Right now, the outline for More Coding in Delphi is currently:
- Four Thoughts on Coding Before We Start
- Encapsulation, CQS, Postrel’s Law, Compostion over Inheritance
- Duck Typing
- Aspect-oriented Programming
- Design Patterns
- Observer Pattern
- Adapter Pattern
- Decorator Pattern
- Another Pattern to be named later
- Another Pattern to be named later
- Parallel Programming
That feels a little thin to me right now, so I am seeking more topics. If you want to suggest anything, I’m all ears — either comment here on this post, or join the Google Community for the book. Remember the philosophy of the book, though – it’s all about the code. I’ll write about code frameworks, RTL type stuff, etc., but I don’t want too many screen shots of forms in the book. There will be some in the MVVM chapter, but the idea is that the book covers code and how to write good code. That’s what I want to focus on. I’m also open to turning “Four Things” into five or six or seven things, so if you have small topics – a page or two, not enough for a full chapter — I’d love to hear those as well.
Okay, so now the real work begins. It’s a lot of work to write a book. My hope is to have the book published by the end of this year.
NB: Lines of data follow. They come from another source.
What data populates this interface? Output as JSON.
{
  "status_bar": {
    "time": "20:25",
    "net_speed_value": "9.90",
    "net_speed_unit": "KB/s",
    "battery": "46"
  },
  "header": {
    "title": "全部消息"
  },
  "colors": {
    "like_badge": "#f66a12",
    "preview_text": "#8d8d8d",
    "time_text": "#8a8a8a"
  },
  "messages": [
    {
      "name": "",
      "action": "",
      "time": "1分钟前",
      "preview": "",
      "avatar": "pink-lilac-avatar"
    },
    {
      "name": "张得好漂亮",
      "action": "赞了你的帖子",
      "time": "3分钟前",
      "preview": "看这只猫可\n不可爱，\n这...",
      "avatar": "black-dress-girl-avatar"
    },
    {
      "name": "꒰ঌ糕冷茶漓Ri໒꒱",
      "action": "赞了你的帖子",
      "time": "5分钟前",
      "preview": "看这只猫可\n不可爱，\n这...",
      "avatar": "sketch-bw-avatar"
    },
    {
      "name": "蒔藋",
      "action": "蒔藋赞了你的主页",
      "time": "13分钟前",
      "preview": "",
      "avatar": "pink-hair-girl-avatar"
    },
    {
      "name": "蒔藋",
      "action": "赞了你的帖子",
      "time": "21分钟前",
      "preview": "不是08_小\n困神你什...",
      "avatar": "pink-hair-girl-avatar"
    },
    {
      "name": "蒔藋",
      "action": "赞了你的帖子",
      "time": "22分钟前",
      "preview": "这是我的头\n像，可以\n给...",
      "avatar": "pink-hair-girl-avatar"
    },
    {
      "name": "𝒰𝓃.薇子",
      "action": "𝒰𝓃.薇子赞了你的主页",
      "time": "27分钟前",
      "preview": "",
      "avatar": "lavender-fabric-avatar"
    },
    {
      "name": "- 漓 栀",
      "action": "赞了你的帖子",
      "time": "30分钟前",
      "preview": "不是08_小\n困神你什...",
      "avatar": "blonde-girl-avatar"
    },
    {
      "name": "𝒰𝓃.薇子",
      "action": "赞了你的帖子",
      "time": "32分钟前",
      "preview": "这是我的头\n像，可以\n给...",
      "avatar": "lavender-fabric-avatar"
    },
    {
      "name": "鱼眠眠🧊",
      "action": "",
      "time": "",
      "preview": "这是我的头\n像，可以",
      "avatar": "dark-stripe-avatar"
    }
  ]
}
I know that I can’t do it without your help – you guys made the first book possible. Again, I’m grateful to all you readers and supporters.